Lyle Talbot, who played the sheriff in MAN FROM SONORA (1951), turns up here as the town doctor. I enjoy having faces such as Talbot's pop in for a few minutes. A quick glance at Talbot's credits shows he played supporting roles in many other Monogram Westerns of the era.
Some interesting notes on OKLAHOMA JUSTICE: There's a curious moment in the opening scene when one of the bank robbers is clearly having trouble getting on a spooked horse, but valiantly keeps going so as not to ruin the shot, finally getting into the saddle at the last moment. I rewound to watch it a second time!
As with MAN FROM SONORA, many of the scenes have a bit of a haze and seem to have been shot in the early morning hours; maybe the crew was shooting during California's perennial morning "June gloom"!

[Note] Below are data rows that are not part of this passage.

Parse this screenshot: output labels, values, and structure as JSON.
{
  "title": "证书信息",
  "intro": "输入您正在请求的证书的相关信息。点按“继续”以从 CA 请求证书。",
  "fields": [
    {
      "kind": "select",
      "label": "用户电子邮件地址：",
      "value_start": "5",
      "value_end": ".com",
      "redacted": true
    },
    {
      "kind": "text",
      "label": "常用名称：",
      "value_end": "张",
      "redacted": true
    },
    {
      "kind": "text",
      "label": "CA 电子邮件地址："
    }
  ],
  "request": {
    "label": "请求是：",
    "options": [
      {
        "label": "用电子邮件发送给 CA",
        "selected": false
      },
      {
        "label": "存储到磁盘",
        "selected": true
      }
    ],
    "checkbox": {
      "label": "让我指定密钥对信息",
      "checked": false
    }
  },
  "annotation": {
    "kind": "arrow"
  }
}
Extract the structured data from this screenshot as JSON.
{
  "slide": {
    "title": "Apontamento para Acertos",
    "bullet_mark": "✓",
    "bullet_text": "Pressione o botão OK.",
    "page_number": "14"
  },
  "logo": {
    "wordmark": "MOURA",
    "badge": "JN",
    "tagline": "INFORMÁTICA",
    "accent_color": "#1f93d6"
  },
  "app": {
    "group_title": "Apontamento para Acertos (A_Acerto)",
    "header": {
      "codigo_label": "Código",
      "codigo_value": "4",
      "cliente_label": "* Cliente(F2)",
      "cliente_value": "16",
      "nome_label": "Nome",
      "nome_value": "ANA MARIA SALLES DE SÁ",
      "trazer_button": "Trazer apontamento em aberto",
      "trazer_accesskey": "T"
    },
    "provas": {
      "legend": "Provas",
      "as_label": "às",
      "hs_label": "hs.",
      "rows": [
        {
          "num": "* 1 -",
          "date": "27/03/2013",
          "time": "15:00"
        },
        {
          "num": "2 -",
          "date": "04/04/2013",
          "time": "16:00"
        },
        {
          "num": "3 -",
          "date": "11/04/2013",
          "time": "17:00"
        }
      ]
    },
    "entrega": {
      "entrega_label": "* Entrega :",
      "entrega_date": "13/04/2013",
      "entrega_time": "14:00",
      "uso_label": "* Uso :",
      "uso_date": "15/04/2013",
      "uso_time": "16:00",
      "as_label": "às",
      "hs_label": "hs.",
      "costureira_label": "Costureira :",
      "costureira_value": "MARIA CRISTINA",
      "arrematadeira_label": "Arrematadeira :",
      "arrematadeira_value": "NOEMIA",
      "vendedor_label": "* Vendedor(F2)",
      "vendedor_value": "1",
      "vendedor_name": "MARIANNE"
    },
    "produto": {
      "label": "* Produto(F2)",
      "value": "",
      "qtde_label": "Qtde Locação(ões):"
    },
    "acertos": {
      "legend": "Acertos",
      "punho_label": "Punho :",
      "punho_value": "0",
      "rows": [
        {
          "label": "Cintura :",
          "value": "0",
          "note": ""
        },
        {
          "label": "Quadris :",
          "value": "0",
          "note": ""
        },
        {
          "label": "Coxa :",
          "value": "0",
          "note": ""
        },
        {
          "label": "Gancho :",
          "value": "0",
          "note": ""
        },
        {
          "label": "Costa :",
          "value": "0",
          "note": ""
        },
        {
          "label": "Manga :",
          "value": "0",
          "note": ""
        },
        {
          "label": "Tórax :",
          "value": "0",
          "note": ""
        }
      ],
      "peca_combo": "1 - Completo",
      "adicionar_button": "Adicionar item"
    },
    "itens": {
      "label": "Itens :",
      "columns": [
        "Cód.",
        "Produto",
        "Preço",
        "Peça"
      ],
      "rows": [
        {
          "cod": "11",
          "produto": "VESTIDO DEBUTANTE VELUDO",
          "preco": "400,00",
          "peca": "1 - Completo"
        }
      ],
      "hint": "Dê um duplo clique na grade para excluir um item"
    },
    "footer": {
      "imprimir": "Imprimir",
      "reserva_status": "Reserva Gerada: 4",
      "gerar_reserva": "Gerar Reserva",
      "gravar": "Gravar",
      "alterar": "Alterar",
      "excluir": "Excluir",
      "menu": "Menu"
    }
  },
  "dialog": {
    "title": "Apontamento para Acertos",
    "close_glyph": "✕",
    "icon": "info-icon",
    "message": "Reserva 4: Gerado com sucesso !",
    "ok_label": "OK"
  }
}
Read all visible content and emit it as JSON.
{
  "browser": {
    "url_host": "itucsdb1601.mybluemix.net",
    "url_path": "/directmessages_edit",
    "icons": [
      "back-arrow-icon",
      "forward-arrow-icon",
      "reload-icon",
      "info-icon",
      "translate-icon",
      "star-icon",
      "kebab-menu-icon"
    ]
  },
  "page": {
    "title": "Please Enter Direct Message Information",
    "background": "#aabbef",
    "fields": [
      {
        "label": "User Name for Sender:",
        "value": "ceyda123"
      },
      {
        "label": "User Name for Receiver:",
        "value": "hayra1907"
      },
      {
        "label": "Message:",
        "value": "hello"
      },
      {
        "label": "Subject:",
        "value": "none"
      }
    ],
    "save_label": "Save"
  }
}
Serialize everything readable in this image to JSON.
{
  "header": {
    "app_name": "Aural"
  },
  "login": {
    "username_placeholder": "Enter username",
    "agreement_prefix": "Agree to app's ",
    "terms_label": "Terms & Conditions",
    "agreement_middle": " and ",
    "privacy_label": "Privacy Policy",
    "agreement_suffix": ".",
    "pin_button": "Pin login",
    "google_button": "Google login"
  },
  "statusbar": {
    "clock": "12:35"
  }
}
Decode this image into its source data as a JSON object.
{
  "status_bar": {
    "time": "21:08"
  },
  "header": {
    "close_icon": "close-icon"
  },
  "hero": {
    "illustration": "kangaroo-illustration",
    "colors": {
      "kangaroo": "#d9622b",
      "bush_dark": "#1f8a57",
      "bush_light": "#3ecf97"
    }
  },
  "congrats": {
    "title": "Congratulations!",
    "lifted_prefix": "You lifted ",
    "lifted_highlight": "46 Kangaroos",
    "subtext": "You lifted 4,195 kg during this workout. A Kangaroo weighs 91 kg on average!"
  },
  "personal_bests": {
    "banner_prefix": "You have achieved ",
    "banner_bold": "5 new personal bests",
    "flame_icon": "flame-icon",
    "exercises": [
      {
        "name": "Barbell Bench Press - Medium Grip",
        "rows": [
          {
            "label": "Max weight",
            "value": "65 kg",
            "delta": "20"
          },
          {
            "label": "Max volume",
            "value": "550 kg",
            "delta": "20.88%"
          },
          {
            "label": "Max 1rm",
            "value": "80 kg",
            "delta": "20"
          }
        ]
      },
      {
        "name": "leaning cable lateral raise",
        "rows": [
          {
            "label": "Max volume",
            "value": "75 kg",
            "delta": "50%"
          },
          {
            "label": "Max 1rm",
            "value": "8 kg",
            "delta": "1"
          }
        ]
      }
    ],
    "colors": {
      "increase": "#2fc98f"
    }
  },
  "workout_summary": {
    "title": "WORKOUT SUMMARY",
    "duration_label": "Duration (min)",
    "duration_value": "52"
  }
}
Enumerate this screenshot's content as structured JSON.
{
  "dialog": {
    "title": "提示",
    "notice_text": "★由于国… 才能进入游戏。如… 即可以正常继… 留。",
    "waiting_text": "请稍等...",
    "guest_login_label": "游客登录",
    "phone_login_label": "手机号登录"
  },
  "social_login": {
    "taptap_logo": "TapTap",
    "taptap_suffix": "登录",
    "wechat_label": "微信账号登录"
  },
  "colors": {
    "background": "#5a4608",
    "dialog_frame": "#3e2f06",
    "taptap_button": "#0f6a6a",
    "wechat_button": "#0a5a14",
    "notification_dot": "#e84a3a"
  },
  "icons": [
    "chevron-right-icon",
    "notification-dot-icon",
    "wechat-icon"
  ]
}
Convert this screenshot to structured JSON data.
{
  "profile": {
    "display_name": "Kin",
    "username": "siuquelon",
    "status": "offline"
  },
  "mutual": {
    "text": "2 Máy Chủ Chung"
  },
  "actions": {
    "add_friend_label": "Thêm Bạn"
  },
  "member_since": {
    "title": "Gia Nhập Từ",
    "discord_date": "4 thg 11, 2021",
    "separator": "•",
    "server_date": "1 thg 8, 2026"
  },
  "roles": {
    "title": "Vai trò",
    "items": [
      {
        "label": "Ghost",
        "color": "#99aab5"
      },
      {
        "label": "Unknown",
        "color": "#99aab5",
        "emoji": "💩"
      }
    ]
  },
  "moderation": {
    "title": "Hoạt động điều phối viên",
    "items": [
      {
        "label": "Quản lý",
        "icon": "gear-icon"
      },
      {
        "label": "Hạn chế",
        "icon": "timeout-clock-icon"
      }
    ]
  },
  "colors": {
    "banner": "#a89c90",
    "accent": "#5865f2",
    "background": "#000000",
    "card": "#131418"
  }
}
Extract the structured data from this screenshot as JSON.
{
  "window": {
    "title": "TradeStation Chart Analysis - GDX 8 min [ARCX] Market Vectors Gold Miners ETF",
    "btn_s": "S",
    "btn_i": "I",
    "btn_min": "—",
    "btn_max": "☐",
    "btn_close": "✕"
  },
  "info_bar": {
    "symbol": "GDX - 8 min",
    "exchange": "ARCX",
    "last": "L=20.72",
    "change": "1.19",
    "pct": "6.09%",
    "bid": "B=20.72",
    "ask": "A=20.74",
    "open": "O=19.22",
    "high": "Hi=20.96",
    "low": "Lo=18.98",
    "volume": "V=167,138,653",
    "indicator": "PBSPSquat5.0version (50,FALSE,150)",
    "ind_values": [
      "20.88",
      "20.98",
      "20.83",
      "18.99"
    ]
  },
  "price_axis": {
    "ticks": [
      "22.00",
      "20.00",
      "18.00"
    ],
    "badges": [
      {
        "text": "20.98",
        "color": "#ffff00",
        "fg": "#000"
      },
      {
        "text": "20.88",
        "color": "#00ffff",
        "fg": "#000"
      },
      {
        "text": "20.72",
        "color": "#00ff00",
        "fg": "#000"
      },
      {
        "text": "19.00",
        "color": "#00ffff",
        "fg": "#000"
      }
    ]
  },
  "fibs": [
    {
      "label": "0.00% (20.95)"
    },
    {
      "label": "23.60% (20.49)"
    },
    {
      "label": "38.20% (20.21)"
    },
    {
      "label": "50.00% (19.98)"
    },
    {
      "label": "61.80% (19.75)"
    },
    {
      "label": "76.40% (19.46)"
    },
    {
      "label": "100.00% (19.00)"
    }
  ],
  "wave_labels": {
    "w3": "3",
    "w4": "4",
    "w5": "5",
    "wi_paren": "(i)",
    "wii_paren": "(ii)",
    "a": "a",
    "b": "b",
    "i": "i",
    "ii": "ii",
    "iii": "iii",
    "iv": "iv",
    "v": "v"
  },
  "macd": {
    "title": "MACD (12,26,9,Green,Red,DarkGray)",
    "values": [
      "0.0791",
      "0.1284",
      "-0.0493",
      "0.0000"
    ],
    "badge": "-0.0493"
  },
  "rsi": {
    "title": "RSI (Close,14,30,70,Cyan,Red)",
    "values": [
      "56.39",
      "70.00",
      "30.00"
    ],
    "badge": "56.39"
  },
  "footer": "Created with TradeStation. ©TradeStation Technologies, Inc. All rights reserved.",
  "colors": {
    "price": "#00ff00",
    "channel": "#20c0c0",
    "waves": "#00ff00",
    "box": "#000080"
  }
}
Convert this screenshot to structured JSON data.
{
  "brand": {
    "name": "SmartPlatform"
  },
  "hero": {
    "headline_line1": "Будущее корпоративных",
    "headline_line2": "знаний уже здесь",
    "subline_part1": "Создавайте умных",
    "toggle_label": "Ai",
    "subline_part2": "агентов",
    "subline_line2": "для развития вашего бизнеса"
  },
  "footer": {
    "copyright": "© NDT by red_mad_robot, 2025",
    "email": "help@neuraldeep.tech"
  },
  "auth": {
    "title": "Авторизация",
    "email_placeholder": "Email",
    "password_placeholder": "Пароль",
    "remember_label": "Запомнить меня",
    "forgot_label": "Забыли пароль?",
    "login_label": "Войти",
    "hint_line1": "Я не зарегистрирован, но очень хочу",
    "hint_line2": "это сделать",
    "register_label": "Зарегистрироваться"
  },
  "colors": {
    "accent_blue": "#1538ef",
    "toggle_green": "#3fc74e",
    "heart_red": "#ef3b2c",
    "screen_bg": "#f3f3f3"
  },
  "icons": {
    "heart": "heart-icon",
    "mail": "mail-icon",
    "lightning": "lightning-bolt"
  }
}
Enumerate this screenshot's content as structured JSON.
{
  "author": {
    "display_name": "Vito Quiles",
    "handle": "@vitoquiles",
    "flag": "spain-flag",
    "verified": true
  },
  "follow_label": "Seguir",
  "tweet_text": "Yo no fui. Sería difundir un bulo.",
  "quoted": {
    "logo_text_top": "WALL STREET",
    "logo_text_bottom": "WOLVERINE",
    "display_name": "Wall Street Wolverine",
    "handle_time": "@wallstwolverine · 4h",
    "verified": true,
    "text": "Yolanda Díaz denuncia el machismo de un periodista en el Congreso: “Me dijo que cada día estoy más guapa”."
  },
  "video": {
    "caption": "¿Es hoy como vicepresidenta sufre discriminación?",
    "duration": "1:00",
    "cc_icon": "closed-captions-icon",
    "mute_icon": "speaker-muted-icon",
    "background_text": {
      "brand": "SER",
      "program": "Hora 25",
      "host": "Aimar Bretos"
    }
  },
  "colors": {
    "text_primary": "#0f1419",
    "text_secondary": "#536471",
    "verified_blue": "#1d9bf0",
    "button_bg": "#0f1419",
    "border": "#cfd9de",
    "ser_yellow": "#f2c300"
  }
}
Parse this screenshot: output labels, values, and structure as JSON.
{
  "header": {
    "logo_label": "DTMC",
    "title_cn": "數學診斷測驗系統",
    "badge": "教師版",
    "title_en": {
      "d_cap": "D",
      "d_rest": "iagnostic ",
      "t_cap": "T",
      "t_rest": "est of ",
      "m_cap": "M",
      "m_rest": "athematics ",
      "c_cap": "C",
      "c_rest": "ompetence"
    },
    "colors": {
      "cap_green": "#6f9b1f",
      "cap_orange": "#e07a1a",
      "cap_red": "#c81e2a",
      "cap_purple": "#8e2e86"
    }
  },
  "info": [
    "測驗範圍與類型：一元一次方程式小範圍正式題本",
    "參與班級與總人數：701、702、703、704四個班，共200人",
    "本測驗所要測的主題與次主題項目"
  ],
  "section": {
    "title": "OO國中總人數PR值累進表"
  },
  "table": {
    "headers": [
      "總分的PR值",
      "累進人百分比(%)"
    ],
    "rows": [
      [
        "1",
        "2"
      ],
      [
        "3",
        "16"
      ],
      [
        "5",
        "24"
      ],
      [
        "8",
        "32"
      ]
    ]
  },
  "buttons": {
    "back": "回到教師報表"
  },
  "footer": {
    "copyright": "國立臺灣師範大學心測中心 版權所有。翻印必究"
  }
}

The only real issue with this 56-minute film, as a reviewer at IMDb correctly notes, is that it is padded with way too many shots of people racing around on horseback. It got to the point where I hit fast-forward a couple times, seeing no need to keep watching galloping horses at normal viewing speed!
Lewis D. Collins and shot by Ernest Miller. The supporting cast includes Lane Bradford, I. Stanford Jolley, and Marshall Reed.
The OKLAHOMA JUSTICE print looks great, and it also has excellent sound quality; those gunshots really pop in the final shooting matches. It's such a pleasure to have a film like this so nicely preserved thanks to the Warner Archive. There are no extras.
Previous films reviewed from this set: Johnny Mack Brown in MAN FROM SONORA (1951) and Rod Cameron in CAVALRY SCOUT (1951).
Thanks to the Warner Archive for providing a review copy of this DVD collection. Warner Archive releases are MOD (manufactured on demand) and may be ordered at the Warner Archive website.